**Aim of the exercise**
Write the data out again exactly and in full.

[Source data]

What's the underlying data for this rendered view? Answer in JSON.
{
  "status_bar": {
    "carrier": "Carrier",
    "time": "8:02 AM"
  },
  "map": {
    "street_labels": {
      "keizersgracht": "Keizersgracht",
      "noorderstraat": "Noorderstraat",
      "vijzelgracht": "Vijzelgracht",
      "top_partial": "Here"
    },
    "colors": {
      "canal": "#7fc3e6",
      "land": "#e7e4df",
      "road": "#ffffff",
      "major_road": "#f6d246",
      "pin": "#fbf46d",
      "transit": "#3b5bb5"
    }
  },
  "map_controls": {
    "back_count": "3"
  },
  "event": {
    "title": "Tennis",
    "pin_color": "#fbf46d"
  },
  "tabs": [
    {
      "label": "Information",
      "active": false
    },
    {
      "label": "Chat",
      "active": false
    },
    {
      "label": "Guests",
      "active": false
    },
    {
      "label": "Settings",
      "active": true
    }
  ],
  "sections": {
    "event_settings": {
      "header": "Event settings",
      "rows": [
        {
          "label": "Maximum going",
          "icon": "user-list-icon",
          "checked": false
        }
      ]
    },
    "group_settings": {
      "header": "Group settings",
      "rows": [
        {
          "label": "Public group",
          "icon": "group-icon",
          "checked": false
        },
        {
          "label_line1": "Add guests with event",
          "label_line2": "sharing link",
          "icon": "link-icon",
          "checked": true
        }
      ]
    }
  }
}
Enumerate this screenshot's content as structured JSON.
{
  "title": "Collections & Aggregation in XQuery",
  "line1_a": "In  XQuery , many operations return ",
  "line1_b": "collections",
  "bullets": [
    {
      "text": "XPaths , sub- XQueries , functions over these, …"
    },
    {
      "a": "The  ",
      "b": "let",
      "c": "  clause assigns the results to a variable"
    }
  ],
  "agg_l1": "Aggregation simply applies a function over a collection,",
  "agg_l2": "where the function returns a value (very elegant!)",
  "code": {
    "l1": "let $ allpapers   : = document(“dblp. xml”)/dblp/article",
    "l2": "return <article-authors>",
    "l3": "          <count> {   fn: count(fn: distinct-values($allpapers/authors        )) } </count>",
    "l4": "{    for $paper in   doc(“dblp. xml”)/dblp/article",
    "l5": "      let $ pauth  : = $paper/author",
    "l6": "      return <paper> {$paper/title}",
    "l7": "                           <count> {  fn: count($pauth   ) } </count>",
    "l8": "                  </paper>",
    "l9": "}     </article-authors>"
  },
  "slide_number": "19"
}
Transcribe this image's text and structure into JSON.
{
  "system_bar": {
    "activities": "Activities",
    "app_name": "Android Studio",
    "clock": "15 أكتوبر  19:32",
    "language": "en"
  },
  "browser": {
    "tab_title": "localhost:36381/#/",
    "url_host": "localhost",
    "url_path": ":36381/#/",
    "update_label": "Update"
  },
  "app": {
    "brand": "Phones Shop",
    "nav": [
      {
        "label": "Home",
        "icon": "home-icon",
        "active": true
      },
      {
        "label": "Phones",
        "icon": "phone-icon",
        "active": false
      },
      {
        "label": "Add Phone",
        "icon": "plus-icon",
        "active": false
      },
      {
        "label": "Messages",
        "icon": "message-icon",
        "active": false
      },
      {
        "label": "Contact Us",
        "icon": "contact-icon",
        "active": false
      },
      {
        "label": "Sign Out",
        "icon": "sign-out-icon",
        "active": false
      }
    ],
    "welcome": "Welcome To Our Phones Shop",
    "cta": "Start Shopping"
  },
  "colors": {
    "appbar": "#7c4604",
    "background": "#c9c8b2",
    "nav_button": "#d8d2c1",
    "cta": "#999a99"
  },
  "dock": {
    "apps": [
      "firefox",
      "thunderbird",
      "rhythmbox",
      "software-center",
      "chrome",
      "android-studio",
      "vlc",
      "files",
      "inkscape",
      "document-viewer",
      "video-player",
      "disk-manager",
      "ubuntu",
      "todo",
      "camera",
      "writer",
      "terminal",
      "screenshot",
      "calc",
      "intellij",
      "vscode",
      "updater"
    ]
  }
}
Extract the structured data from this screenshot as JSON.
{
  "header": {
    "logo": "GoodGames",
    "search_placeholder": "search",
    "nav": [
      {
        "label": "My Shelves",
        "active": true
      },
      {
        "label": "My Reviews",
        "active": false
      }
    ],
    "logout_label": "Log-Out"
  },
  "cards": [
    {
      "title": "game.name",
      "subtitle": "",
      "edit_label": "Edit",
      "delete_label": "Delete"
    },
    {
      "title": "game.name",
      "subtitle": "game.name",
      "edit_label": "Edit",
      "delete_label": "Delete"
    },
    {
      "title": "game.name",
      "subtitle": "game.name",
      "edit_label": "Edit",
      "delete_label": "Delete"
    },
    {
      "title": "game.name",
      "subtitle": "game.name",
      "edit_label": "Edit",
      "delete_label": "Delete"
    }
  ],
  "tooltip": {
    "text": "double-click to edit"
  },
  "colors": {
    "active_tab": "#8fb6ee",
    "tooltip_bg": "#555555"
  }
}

**Response for this exercise**
What's the underlying data for this rendered view? Answer in JSON.
{
  "status_bar": {
    "carrier": "Carrier",
    "time": "8:02 AM"
  },
  "map": {
    "street_labels": {
      "keizersgracht": "Keizersgracht",
      "noorderstraat": "Noorderstraat",
      "vijzelgracht": "Vijzelgracht",
      "top_partial": "Here"
    },
    "colors": {
      "canal": "#7fc3e6",
      "land": "#e7e4df",
      "road": "#ffffff",
      "major_road": "#f6d246",
      "pin": "#fbf46d",
      "transit": "#3b5bb5"
    }
  },
  "map_controls": {
    "back_count": "3"
  },
  "event": {
    "title": "Tennis",
    "pin_color": "#fbf46d"
  },
  "tabs": [
    {
      "label": "Information",
      "active": false
    },
    {
      "label": "Chat",
      "active": false
    },
    {
      "label": "Guests",
      "active": false
    },
    {
      "label": "Settings",
      "active": true
    }
  ],
  "sections": {
    "event_settings": {
      "header": "Event settings",
      "rows": [
        {
          "label": "Maximum going",
          "icon": "user-list-icon",
          "checked": false
        }
      ]
    },
    "group_settings": {
      "header": "Group settings",
      "rows": [
        {
          "label": "Public group",
          "icon": "group-icon",
          "checked": false
        },
        {
          "label_line1": "Add guests with event",
          "label_line2": "sharing link",
          "icon": "link-icon",
          "checked": true
        }
      ]
    }
  }
}
Enumerate this screenshot's content as structured JSON.
{
  "title": "Collections & Aggregation in XQuery",
  "line1_a": "In  XQuery , many operations return ",
  "line1_b": "collections",
  "bullets": [
    {
      "text": "XPaths , sub- XQueries , functions over these, …"
    },
    {
      "a": "The  ",
      "b": "let",
      "c": "  clause assigns the results to a variable"
    }
  ],
  "agg_l1": "Aggregation simply applies a function over a collection,",
  "agg_l2": "where the function returns a value (very elegant!)",
  "code": {
    "l1": "let $ allpapers   : = document(“dblp. xml”)/dblp/article",
    "l2": "return <article-authors>",
    "l3": "          <count> {   fn: count(fn: distinct-values($allpapers/authors        )) } </count>",
    "l4": "{    for $paper in   doc(“dblp. xml”)/dblp/article",
    "l5": "      let $ pauth  : = $paper/author",
    "l6": "      return <paper> {$paper/title}",
    "l7": "                           <count> {  fn: count($pauth   ) } </count>",
    "l8": "                  </paper>",
    "l9": "}     </article-authors>"
  },
  "slide_number": "19"
}
Transcribe this image's text and structure into JSON.
{
  "system_bar": {
    "activities": "Activities",
    "app_name": "Android Studio",
    "clock": "15 أكتوبر  19:32",
    "language": "en"
  },
  "browser": {
    "tab_title": "localhost:36381/#/",
    "url_host": "localhost",
    "url_path": ":36381/#/",
    "update_label": "Update"
  },
  "app": {
    "brand": "Phones Shop",
    "nav": [
      {
        "label": "Home",
        "icon": "home-icon",
        "active": true
      },
      {
        "label": "Phones",
        "icon": "phone-icon",
        "active": false
      },
      {
        "label": "Add Phone",
        "icon": "plus-icon",
        "active": false
      },
      {
        "label": "Messages",
        "icon": "message-icon",
        "active": false
      },
      {
        "label": "Contact Us",
        "icon": "contact-icon",
        "active": false
      },
      {
        "label": "Sign Out",
        "icon": "sign-out-icon",
        "active": false
      }
    ],
    "welcome": "Welcome To Our Phones Shop",
    "cta": "Start Shopping"
  },
  "colors": {
    "appbar": "#7c4604",
    "background": "#c9c8b2",
    "nav_button": "#d8d2c1",
    "cta": "#999a99"
  },
  "dock": {
    "apps": [
      "firefox",
      "thunderbird",
      "rhythmbox",
      "software-center",
      "chrome",
      "android-studio",
      "vlc",
      "files",
      "inkscape",
      "document-viewer",
      "video-player",
      "disk-manager",
      "ubuntu",
      "todo",
      "camera",
      "writer",
      "terminal",
      "screenshot",
      "calc",
      "intellij",
      "vscode",
      "updater"
    ]
  }
}
Extract the structured data from this screenshot as JSON.
{
  "header": {
    "logo": "GoodGames",
    "search_placeholder": "search",
    "nav": [
      {
        "label": "My Shelves",
        "active": true
      },
      {
        "label": "My Reviews",
        "active": false
      }
    ],
    "logout_label": "Log-Out"
  },
  "cards": [
    {
      "title": "game.name",
      "subtitle": "",
      "edit_label": "Edit",
      "delete_label": "Delete"
    },
    {
      "title": "game.name",
      "subtitle": "game.name",
      "edit_label": "Edit",
      "delete_label": "Delete"
    },
    {
      "title": "game.name",
      "subtitle": "game.name",
      "edit_label": "Edit",
      "delete_label": "Delete"
    },
    {
      "title": "game.name",
      "subtitle": "game.name",
      "edit_label": "Edit",
      "delete_label": "Delete"
    }
  ],
  "tooltip": {
    "text": "double-click to edit"
  },
  "colors": {
    "active_tab": "#8fb6ee",
    "tooltip_bg": "#555555"
  }
}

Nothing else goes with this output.